— WHAT THE EXERCISE ASKS —
Among the entries below, find the lines that contain the string "classes". State only how many there are.

━━━ INFORMATION SHOWN

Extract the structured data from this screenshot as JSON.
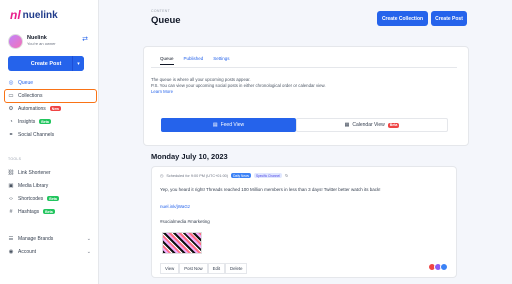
{
  "brand": {
    "mark": "nl",
    "name": "nuelink"
  },
  "profile": {
    "name": "Nuelink",
    "role": "You're an owner"
  },
  "sidebar": {
    "create_post": "Create Post",
    "items": [
      {
        "label": "Queue",
        "icon": "queue-icon",
        "active": true
      },
      {
        "label": "Collections",
        "icon": "folder-icon"
      },
      {
        "label": "Automations",
        "icon": "automation-icon",
        "badge": "New"
      },
      {
        "label": "Insights",
        "icon": "insights-icon",
        "badge": "Beta"
      },
      {
        "label": "Social Channels",
        "icon": "channels-icon"
      }
    ],
    "tools_label": "TOOLS",
    "tools": [
      {
        "label": "Link Shortener",
        "icon": "link-icon"
      },
      {
        "label": "Media Library",
        "icon": "media-icon"
      },
      {
        "label": "Shortcodes",
        "icon": "code-icon",
        "badge": "Beta"
      },
      {
        "label": "Hashtags",
        "icon": "hashtag-icon",
        "badge": "Beta"
      }
    ],
    "bottom": [
      {
        "label": "Manage Brands",
        "icon": "brands-icon"
      },
      {
        "label": "Account",
        "icon": "account-icon"
      }
    ]
  },
  "header": {
    "section": "CONTENT",
    "title": "Queue",
    "create_collection": "Create Collection",
    "create_post": "Create Post"
  },
  "tabs": [
    "Queue",
    "Published",
    "Settings"
  ],
  "info": {
    "line1": "The queue is where all your upcoming posts appear.",
    "line2": "P.S. You can view your upcoming social posts in either chronological order or calendar view.",
    "learn_more": "Learn More"
  },
  "view_toggle": {
    "feed": "Feed View",
    "calendar": "Calendar View",
    "calendar_badge": "Beta"
  },
  "date_heading": "Monday July 10, 2023",
  "post": {
    "scheduled": "Scheduled for 9:00 PM (UTC+01:00)",
    "chip_daily": "Daily News",
    "chip_slot": "Specific Channel",
    "text": "Yep, you heard it right! Threads reached 100 Million members in less than 3 days! Twitter better watch its back!",
    "link": "nuel.ink/jWaGz",
    "tags": "#socialmedia #marketing",
    "actions": [
      "View",
      "Post Now",
      "Edit",
      "Delete"
    ]
  },
  "colors": {
    "accent": "#2563eb",
    "highlight": "#f97316",
    "brand_pink": "#e91e8c"
  }
}
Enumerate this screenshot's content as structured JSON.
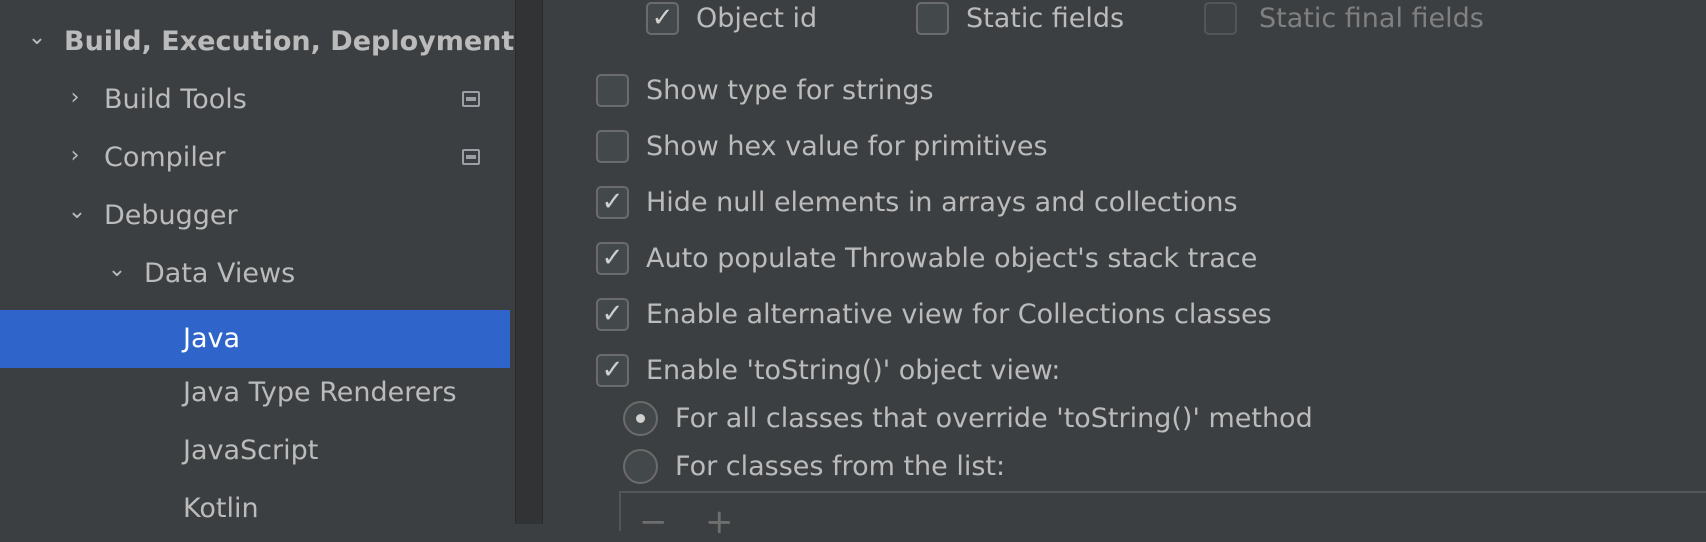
{
  "sidebar": {
    "items": [
      {
        "label": "Build, Execution, Deployment",
        "arrow": "⌄",
        "arrow_icon": "chevron-down-icon",
        "bold": true
      },
      {
        "label": "Build Tools",
        "arrow": "›",
        "arrow_icon": "chevron-right-icon",
        "bold": false,
        "project_icon": true
      },
      {
        "label": "Compiler",
        "arrow": "›",
        "arrow_icon": "chevron-right-icon",
        "bold": false,
        "project_icon": true
      },
      {
        "label": "Debugger",
        "arrow": "⌄",
        "arrow_icon": "chevron-down-icon",
        "bold": false
      },
      {
        "label": "Data Views",
        "arrow": "⌄",
        "arrow_icon": "chevron-down-icon",
        "bold": false
      },
      {
        "label": "Java",
        "selected": true
      },
      {
        "label": "Java Type Renderers"
      },
      {
        "label": "JavaScript"
      },
      {
        "label": "Kotlin"
      }
    ]
  },
  "settings": {
    "top_row": [
      {
        "label": "Object id",
        "checked": true,
        "disabled": false
      },
      {
        "label": "Static fields",
        "checked": false,
        "disabled": false
      },
      {
        "label": "Static final fields",
        "checked": false,
        "disabled": true
      }
    ],
    "options": [
      {
        "label": "Show type for strings",
        "checked": false
      },
      {
        "label": "Show hex value for primitives",
        "checked": false
      },
      {
        "label": "Hide null elements in arrays and collections",
        "checked": true
      },
      {
        "label": "Auto populate Throwable object's stack trace",
        "checked": true
      },
      {
        "label": "Enable alternative view for Collections classes",
        "checked": true
      },
      {
        "label": "Enable 'toString()' object view:",
        "checked": true
      }
    ],
    "radios": [
      {
        "label": "For all classes that override 'toString()' method",
        "selected": true
      },
      {
        "label": "For classes from the list:",
        "selected": false
      }
    ],
    "list_tools": {
      "remove": "−",
      "add": "+"
    }
  },
  "colors": {
    "selection": "#2f65ca",
    "background": "#3c3f41",
    "text": "#bbbbbb"
  }
}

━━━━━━

— ANSWER FOR THIS EXERCISE —
3